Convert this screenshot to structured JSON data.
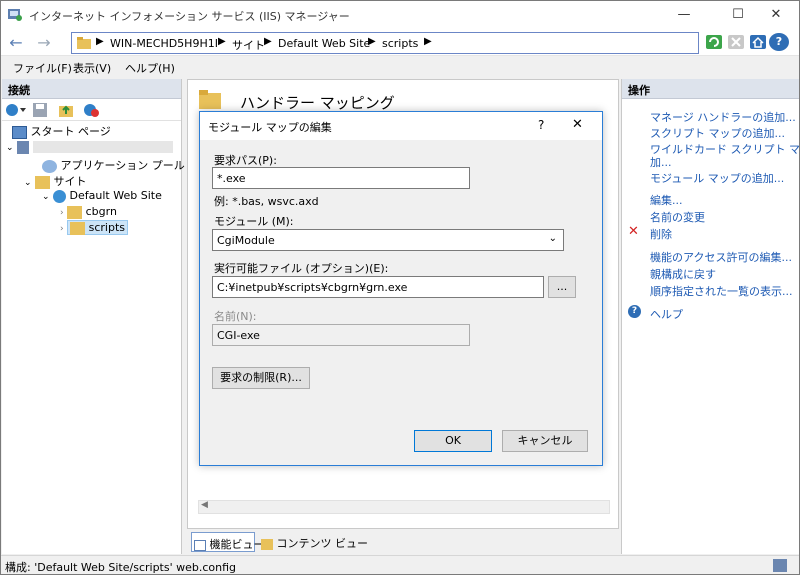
{
  "window": {
    "title": "インターネット インフォメーション サービス (IIS) マネージャー",
    "min_glyph": "—",
    "max_glyph": "☐",
    "close_glyph": "✕"
  },
  "address": {
    "back_glyph": "←",
    "forward_glyph": "→",
    "crumbs": [
      "WIN-MECHD5H9H1I",
      "サイト",
      "Default Web Site",
      "scripts"
    ],
    "sep": "▶",
    "help_glyph": "?"
  },
  "menu": [
    "ファイル(F)",
    "表示(V)",
    "ヘルプ(H)"
  ],
  "left": {
    "header": "接続",
    "tree": [
      {
        "label": "スタート ページ"
      },
      {
        "label": ""
      },
      {
        "label": "アプリケーション プール"
      },
      {
        "label": "サイト"
      },
      {
        "label": "Default Web Site"
      },
      {
        "label": "cbgrn"
      },
      {
        "label": "scripts"
      }
    ]
  },
  "center": {
    "page_title": "ハンドラー マッピング"
  },
  "right": {
    "header": "操作",
    "actions": [
      "マネージ ハンドラーの追加...",
      "スクリプト マップの追加...",
      "ワイルドカード スクリプト マップの追",
      "加...",
      "モジュール マップの追加...",
      "編集...",
      "名前の変更",
      "削除",
      "機能のアクセス許可の編集...",
      "親構成に戻す",
      "順序指定された一覧の表示...",
      "ヘルプ"
    ]
  },
  "bottom_tabs": {
    "features": "機能ビュー",
    "content": "コンテンツ ビュー"
  },
  "status": {
    "text": "構成: 'Default Web Site/scripts' web.config"
  },
  "dialog": {
    "title": "モジュール マップの編集",
    "help_glyph": "?",
    "close_glyph": "✕",
    "request_path_label": "要求パス(P):",
    "request_path_value": "*.exe",
    "request_path_example": "例: *.bas, wsvc.axd",
    "module_label": "モジュール (M):",
    "module_value": "CgiModule",
    "executable_label": "実行可能ファイル (オプション)(E):",
    "executable_value": "C:¥inetpub¥scripts¥cbgrn¥grn.exe",
    "browse_label": "...",
    "name_label": "名前(N):",
    "name_value": "CGI-exe",
    "restrictions_button": "要求の制限(R)...",
    "ok_button": "OK",
    "cancel_button": "キャンセル"
  },
  "colors": {
    "accent": "#0078d7",
    "link": "#1e5ab3",
    "panel_header": "#dde3ec"
  }
}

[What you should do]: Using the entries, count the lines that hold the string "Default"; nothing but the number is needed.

[Exercise result]: 3